“Dolares! Cambio, cambio, dooolares!” Haunting or resounding, so clearly perceptible that one would think they were the result of a casting, the voices of unofficial dollar changers accompany tourists, but also Argentines, in the streets of the hypercentre of Buenos Aires, a district of offices and monuments.

Totally illegal, but perfectly tolerated, the “arbolitos” (small trees) offer “the street rate”, twice the official one: these days around 230 pesos for 1 dollar, instead of 130. “Arbolitos “? Because of the “green leaves” (the green of the dollar), which they figuratively hold at arm’s length.

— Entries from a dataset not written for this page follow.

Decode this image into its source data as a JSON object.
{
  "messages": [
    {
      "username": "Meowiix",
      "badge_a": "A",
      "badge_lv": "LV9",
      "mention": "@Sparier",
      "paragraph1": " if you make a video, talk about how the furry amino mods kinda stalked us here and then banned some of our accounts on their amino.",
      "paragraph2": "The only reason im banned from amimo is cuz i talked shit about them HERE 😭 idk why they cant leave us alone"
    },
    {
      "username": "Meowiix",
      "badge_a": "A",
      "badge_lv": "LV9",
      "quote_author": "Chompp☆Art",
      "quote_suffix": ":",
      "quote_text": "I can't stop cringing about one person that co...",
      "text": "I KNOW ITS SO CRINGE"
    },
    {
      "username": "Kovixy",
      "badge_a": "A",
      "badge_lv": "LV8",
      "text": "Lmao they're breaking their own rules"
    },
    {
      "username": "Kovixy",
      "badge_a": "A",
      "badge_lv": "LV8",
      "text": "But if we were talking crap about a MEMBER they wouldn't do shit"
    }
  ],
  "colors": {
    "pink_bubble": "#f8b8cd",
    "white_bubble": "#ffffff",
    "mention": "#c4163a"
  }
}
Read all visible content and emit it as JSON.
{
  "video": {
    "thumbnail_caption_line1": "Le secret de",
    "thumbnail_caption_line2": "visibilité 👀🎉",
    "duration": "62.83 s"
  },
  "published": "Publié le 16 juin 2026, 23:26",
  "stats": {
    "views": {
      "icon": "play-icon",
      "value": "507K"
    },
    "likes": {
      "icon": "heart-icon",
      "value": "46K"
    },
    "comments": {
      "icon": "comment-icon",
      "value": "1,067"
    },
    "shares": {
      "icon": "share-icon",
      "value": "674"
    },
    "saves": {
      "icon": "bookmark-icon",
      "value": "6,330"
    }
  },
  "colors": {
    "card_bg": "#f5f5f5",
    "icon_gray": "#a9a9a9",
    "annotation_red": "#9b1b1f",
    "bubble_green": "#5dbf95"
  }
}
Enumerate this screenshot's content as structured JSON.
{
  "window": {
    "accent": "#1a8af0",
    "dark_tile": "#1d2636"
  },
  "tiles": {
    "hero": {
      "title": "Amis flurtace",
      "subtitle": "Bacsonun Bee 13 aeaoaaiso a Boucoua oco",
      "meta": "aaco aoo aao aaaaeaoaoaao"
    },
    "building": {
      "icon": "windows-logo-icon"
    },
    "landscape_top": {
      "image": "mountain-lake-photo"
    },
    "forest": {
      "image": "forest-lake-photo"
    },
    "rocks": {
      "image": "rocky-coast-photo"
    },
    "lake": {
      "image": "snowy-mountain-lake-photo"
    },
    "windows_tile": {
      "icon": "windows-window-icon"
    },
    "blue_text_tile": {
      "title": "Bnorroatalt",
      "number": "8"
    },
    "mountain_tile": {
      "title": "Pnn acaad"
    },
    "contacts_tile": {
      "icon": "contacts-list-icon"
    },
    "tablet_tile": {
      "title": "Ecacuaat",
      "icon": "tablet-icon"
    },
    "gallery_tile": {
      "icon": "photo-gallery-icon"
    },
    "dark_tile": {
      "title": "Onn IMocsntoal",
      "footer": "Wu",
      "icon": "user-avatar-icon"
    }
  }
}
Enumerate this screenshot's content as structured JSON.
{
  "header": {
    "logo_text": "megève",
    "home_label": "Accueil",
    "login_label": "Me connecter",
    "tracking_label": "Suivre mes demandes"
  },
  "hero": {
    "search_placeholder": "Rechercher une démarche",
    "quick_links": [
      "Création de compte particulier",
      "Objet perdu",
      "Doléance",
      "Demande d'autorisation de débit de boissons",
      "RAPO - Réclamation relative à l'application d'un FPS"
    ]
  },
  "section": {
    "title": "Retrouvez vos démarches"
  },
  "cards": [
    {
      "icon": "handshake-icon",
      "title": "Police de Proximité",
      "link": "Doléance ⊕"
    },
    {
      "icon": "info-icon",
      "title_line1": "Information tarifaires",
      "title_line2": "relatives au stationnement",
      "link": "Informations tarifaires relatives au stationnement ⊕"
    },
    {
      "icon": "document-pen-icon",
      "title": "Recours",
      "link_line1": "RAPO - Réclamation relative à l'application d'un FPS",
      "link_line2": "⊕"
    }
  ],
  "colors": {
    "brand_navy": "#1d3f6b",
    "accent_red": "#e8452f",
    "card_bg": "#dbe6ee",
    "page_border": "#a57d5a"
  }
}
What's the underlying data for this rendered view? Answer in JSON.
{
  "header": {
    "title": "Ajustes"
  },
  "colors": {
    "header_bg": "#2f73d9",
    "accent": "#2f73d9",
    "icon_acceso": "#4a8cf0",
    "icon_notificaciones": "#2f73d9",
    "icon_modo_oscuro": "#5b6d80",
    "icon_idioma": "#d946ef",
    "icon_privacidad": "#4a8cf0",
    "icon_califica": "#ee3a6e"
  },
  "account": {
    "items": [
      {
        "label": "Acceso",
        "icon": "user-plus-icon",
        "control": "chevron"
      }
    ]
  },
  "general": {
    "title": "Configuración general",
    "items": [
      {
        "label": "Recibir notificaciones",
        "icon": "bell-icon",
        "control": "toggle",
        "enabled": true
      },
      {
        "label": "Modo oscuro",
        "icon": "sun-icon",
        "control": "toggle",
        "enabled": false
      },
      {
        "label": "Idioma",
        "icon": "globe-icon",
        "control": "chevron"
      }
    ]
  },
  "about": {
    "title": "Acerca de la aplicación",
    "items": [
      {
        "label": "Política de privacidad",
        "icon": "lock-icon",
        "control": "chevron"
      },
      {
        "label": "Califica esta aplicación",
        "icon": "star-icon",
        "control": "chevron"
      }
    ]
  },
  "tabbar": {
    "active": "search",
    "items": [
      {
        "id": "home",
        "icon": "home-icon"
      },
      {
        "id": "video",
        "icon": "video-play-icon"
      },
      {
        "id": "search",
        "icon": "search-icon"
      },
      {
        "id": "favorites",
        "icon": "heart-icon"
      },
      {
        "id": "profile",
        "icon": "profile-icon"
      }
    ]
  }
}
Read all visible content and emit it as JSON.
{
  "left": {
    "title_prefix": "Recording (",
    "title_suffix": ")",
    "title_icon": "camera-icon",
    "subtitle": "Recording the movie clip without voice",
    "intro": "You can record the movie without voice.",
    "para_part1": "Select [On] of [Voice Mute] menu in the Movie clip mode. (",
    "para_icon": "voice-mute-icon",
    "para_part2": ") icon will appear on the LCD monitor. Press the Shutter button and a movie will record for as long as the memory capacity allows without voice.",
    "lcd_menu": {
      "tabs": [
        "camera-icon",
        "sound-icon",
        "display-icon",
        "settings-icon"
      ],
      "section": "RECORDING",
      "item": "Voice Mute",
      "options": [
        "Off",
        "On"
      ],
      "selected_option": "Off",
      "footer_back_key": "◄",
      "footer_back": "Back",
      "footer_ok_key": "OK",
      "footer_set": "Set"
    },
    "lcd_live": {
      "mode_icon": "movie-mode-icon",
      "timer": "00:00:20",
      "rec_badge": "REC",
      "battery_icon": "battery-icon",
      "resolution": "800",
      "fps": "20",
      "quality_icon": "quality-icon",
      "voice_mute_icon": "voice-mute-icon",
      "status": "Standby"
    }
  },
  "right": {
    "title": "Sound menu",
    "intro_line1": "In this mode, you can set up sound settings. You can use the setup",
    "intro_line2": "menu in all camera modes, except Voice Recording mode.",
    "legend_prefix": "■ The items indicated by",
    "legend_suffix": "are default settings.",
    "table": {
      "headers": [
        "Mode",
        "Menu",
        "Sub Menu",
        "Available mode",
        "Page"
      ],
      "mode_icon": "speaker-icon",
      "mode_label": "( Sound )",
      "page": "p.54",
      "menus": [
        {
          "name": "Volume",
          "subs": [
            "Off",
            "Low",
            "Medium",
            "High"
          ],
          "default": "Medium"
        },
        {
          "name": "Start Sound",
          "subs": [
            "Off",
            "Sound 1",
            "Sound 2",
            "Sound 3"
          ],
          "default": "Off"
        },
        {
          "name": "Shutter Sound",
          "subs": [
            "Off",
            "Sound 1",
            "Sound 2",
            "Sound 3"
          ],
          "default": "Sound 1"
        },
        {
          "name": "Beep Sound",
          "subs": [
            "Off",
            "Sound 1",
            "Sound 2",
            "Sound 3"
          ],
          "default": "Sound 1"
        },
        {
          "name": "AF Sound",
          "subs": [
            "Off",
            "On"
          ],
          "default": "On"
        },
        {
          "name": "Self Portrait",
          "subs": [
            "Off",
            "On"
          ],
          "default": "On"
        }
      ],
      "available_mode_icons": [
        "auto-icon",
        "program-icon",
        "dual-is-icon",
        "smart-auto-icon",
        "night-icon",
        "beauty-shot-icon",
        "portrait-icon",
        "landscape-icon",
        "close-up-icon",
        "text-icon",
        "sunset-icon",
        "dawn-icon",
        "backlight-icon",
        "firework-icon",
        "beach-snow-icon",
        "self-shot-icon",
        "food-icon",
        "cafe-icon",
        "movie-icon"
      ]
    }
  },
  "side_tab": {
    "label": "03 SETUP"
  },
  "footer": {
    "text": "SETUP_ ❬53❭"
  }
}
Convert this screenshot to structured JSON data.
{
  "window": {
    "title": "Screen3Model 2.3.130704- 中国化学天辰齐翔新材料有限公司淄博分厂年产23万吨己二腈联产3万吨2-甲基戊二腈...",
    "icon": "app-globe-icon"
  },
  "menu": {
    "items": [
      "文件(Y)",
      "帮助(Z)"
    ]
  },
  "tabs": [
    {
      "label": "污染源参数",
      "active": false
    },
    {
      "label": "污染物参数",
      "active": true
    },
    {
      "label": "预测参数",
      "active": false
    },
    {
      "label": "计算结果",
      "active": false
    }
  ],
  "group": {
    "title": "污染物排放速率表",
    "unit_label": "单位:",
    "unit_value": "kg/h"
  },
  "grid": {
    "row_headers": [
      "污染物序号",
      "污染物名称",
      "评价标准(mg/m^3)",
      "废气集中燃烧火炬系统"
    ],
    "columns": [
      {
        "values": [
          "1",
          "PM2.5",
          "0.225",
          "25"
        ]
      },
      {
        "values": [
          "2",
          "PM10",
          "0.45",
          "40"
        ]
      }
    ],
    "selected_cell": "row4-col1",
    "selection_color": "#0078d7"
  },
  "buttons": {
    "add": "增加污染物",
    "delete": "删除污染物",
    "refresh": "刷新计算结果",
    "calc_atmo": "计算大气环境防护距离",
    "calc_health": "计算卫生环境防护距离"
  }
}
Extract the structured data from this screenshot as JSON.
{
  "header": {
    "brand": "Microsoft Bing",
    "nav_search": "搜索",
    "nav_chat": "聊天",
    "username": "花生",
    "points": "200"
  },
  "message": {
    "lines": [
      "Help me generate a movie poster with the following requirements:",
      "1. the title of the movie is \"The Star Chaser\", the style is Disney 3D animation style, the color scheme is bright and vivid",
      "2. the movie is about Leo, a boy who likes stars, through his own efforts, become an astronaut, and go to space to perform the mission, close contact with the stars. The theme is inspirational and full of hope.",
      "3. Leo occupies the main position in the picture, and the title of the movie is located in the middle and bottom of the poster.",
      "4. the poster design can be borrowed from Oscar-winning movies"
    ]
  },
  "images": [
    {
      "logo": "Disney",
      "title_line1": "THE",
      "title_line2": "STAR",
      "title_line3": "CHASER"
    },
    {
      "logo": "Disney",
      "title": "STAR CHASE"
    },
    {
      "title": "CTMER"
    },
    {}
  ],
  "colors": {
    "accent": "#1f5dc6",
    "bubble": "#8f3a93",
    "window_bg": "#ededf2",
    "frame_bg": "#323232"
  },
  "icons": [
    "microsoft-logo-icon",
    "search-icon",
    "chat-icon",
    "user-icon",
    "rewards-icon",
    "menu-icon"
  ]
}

Because the Argentinians – forbidden to withdraw more than 200 dollars per month to avoid bleeding – hoard in dollars from the street as soon as they can, as soon as they receive their salary, abandoning the peso. A deep-rooted distrust, just like towards bank deposits. Even if it means changing the dollars back into pesos, at the time of certain purchases or invoices.

“I buy (dollars) like a little ant, with 20 or 50 dollars, I can’t do more,” Marcela, a 56-year-old trader, told AFP. Who chokes on a “Never!” to the question of whether she would consider saving in pesos.

– “Karma” Argentine

“It’s a service that we render to the community”, explains most naturally an arbolito who requests anonymity, apparently indifferent to the fact that his activity contributes to undermine confidence in the peso.

“What would be the use of people going to the bank? It’s much better for them to change in a cueva” (cellar), named after these discreet counters or reduced areas where the so-called “blue” (or dark) dollar flourishes. .

“In dual-monetary societies like here, where the dollar is a reference and a store of value, people save in dollars, the demand is constant”, summarizes the economist Andrés Wainer, of the Latin American Faculty of Social Sciences. Suddenly “in Argentina, the dollar is still in the news”.

Some cafes, shops in the center, display on a sign the rate at which they give change (in peso) if you pay in dollars.

It’s for tourists, because an Argentinian knows he should never get rid of his dollars. “The trick is to buy, always buy dollars! And sell if there is no other option”, asserts Marcela.

Whether it’s buying a car, providing expensive medical treatment, renting an apartment, the accounts are made in greenbacks, a shocking argument in a negotiation as soon as you say you can settle in dollars.

It became natural. Also Marcela thinks, counts, in greenbacks. She has no idea of ​​the price of her house in pesos. In dollars, yes. “Addiction to the dollar is a karma that we will live without end”.

– “Interpretation key” –

“As long as there is this inflation” (60% over 12 months) “it is obvious to manage in dollars. We have neither hard currency nor controlled inflation”, analyzes Alejandro Bennazar, president of the Argentine Real Estate Chamber.

The economist Nicolas Gadano, ex-director of the Central Bank, estimated in 2021 that Argentines held in bank vaults, safes, between the pages of a book, etc., “some 200 billion dollars in the form of banknotes “, or “10% of the dollars in circulation in the world, and 20% of those circulating outside the USA” – a figure however controversial.

Suddenly the idea of ​​formalizing the “dollarization” of the economy has resurfaced in the debate. “A delirium which would act the renunciation of building a nation-state”, denounces the Minister of Economy Martin Guzman. If there is de facto a bimonetary economy in Argentina, it is due to the “lack of confidence in the peso”.

In the meantime, the peso/dollar exchange rate remains for Argentines, regardless of social class, “a relevant tool (…) a key to interpreting what is happening”, explains Mariana Luzzi, sociologist, author of a book entitled “The dollar, history of an Argentine currency”.

“We Argentines know very well that if the dollar rises, it announces difficulties: it will result in price increases, but more deeply, it means that something important is happening in the economic situation, that the current government does not control”.